The Bengals have been trying to upgrade at punt return since the job fell to rookie cornerback Keiwan Ratliff by default in 2004 and became something they couldn't hide after finishing brutally in the league last season with a 6.6-yard average.
The club believes Green is an upgrade and he clicked off a 37-yarder in the opener in Detroit. Mention him as a possible running back, and the coaches don't see it.
The idea surfaced when speed back Kenny Irons was lost for the season with reconstructive knee surgery and Green said he'd bring it up with the coaches, but it doesn't seem to be catching on. Although he had an 8.3-yard average on 31 carries in college, he wasn't a pure back. He said except for a few direct snaps at quarterback, he took those other carries as a receiver going in motion or on reverses.
"I'm using the same instincts I used when I was playing running back in middle school," Green says. "Everything happens so quickly and when you're catching the ball, you're able to focus up the field."
He's always been the kid with the ball in his hands, so he's not lacking for confidence.
"I look at Santana Moss and see my frame is similar to those guys," Green says. "And I think I'm capable of doing those kinds of things."

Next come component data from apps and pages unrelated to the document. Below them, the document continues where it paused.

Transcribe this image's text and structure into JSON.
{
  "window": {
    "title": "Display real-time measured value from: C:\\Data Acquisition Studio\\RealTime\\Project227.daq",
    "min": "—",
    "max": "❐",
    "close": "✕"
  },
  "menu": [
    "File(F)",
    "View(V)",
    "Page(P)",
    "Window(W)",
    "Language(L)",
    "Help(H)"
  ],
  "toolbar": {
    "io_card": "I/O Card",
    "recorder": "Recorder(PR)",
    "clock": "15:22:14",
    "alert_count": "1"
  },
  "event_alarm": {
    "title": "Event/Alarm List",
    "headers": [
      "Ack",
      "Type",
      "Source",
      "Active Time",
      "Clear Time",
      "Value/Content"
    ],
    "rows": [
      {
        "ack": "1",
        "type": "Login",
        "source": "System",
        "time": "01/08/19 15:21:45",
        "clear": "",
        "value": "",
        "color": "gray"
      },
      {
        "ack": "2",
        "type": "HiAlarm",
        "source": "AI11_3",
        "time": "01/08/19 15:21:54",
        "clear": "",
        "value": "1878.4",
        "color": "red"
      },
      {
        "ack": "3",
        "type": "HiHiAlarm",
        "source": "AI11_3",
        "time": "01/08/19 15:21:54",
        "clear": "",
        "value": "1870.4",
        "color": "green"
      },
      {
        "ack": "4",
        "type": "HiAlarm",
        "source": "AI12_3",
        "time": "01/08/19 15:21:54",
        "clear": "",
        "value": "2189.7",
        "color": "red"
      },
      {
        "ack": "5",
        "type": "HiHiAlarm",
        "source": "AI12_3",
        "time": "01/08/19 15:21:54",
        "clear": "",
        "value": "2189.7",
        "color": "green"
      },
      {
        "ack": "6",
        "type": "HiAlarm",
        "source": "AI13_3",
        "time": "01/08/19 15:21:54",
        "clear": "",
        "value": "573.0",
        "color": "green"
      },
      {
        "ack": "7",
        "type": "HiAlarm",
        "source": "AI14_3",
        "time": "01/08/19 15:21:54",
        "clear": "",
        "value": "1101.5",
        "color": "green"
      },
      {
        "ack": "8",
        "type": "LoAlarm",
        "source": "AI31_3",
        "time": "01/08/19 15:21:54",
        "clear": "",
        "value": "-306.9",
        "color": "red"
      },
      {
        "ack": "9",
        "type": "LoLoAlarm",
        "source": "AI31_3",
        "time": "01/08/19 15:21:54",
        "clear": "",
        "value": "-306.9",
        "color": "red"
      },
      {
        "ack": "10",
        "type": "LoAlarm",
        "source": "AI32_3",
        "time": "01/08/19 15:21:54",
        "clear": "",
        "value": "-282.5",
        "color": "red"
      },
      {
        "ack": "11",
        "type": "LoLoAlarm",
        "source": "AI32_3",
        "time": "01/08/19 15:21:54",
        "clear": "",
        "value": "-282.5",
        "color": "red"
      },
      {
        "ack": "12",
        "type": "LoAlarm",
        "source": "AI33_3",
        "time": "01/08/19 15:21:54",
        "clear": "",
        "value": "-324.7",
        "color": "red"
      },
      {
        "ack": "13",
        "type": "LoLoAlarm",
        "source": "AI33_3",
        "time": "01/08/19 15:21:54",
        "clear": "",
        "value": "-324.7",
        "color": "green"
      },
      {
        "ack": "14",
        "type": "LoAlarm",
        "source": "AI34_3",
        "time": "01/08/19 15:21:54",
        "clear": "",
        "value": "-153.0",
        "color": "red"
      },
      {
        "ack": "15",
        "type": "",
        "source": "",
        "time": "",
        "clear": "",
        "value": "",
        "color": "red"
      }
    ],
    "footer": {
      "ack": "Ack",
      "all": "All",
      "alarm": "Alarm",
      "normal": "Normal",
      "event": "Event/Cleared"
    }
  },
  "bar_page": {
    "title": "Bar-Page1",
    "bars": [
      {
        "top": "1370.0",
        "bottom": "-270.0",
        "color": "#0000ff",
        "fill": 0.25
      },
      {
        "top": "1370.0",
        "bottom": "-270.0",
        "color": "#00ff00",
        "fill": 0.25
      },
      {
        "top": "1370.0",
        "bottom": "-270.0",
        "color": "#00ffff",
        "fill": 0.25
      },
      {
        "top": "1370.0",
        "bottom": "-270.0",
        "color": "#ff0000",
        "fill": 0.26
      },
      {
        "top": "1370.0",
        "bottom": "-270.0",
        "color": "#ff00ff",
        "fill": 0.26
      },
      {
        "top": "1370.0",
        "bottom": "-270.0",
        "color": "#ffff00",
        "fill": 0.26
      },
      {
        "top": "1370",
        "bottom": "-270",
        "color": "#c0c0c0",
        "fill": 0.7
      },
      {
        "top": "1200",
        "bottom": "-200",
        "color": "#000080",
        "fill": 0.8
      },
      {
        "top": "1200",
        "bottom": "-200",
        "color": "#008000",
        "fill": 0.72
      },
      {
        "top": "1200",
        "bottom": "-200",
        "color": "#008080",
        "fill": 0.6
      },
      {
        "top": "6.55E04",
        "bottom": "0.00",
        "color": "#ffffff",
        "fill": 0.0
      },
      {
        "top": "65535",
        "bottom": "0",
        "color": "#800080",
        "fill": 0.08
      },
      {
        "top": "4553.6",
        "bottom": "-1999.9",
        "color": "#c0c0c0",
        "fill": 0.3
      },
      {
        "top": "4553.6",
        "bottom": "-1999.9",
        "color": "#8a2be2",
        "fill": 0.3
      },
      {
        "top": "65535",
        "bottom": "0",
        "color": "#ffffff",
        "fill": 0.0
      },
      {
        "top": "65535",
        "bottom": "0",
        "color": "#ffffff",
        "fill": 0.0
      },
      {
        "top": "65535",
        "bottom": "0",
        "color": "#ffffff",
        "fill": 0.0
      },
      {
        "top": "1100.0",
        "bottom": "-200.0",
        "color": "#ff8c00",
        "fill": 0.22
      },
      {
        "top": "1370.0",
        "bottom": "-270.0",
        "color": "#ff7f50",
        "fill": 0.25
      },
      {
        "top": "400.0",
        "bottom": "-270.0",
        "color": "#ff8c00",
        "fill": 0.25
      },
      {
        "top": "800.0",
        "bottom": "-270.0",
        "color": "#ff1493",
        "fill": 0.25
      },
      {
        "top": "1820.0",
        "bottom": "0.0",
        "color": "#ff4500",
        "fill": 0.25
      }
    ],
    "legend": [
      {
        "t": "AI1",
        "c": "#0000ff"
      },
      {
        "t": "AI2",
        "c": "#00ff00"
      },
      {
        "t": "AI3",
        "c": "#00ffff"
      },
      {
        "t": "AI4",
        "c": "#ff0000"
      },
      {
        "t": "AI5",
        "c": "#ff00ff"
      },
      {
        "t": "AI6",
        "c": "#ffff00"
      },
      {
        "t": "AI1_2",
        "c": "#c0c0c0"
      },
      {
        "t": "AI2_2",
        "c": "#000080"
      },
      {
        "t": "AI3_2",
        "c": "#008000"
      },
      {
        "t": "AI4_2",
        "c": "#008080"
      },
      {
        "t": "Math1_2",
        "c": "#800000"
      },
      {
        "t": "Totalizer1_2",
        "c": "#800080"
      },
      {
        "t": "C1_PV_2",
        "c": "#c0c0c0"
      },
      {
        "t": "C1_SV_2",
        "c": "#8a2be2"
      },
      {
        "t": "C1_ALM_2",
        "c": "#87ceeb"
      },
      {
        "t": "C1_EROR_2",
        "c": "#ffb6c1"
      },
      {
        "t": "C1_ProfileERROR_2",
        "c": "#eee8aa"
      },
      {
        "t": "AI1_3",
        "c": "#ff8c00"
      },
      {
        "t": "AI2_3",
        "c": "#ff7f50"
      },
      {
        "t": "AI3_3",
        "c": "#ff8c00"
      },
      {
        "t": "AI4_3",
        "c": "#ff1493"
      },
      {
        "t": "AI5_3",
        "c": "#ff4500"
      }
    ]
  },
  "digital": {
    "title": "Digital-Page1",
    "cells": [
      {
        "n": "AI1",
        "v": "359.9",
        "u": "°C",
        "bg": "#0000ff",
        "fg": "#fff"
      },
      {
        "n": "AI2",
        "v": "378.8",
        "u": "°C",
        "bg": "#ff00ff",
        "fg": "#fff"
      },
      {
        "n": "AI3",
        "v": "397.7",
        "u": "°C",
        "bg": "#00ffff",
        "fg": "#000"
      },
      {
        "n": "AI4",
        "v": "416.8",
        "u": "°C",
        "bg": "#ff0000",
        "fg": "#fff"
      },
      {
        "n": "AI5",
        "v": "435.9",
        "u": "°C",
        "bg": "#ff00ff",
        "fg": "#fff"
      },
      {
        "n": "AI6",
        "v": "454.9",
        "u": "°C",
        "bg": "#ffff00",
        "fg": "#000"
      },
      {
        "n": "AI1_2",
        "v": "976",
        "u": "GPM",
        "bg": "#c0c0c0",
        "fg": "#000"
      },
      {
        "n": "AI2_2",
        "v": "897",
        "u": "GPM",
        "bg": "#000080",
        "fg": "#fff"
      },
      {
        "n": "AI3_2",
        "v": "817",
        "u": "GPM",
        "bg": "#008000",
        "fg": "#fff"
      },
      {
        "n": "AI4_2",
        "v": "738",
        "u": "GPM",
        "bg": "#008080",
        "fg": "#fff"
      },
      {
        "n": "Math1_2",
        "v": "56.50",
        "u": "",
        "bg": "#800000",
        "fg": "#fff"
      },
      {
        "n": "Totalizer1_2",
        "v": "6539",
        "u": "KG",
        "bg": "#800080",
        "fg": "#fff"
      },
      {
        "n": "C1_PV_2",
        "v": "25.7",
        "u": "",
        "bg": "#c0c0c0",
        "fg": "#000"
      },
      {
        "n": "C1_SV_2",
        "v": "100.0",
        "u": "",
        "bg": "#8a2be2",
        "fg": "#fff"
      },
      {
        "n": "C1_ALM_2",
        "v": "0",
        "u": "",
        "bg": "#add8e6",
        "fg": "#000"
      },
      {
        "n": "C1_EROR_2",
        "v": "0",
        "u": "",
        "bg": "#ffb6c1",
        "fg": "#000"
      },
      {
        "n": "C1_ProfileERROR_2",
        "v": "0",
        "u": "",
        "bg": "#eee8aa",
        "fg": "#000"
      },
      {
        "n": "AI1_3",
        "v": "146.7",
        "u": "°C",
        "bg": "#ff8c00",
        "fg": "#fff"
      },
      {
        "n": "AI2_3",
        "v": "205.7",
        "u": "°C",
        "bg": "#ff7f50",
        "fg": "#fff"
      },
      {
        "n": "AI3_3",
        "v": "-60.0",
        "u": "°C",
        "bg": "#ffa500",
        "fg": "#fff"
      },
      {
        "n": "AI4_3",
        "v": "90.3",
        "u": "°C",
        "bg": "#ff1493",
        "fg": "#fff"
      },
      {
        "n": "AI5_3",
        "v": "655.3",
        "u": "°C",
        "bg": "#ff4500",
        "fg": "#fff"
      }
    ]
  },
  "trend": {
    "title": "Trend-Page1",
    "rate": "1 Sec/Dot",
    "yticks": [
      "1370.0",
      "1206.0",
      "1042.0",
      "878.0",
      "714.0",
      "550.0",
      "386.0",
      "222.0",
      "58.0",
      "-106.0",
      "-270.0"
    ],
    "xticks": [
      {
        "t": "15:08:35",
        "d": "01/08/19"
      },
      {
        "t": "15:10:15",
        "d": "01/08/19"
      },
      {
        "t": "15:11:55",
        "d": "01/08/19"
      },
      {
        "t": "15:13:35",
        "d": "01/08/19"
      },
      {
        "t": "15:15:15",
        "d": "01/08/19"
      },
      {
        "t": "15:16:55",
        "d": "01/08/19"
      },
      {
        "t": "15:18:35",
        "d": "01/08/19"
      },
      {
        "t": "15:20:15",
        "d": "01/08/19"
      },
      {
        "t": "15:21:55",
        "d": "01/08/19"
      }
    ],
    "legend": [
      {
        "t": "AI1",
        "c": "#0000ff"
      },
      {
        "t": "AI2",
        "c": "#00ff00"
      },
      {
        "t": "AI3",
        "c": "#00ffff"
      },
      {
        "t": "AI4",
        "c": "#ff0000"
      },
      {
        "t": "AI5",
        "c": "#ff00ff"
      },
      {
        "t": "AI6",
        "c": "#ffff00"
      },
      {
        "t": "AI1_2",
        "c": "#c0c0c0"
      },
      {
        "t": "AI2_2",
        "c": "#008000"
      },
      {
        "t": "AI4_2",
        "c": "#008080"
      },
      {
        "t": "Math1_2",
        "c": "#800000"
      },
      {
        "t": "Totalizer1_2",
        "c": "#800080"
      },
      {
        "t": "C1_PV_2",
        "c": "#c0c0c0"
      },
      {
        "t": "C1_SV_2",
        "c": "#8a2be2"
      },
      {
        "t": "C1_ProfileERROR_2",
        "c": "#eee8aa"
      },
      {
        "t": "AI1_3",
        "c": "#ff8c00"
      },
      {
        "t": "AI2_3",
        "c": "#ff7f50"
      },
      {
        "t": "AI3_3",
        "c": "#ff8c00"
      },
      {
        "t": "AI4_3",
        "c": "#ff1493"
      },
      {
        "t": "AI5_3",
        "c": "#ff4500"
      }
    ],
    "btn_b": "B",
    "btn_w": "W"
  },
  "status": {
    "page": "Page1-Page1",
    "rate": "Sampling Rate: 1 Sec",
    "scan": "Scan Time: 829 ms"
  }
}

You'd think after his senior year at LSU he can do anything. Most of his family and their belongings escaped damage in Hurricane Katrina, but his fiancee's family lost pretty much everything and for a time he had 22 people living with him in his two bedroom, two bath apartment in Baton Rouge.
"It wasn't too bad once you could get to sleep by 3 in the morning," he says.
On Saturday night against his hometown Saints, he stayed up for the bitter end and caught a 14-yard touchdown pass with two seconds left. Listen closely and you can hear him singing.
"When we had camp at LSU we had to take buses to the field," says Whitworth, the offensive lineman who is his teammate here. "After practice Skyler would be back there singing. Pretty good. R and B."
Green laughs. He never sang with a group. He sings when he's home and to his fiancée, and it could be Tank or Marvin Gaye.
"New stuff and old school, too," Green says.
Old school is Green having the ball in his hands.
He just hopes it's enough for a new day.
"All I'm trying to do," he says, "is make this team."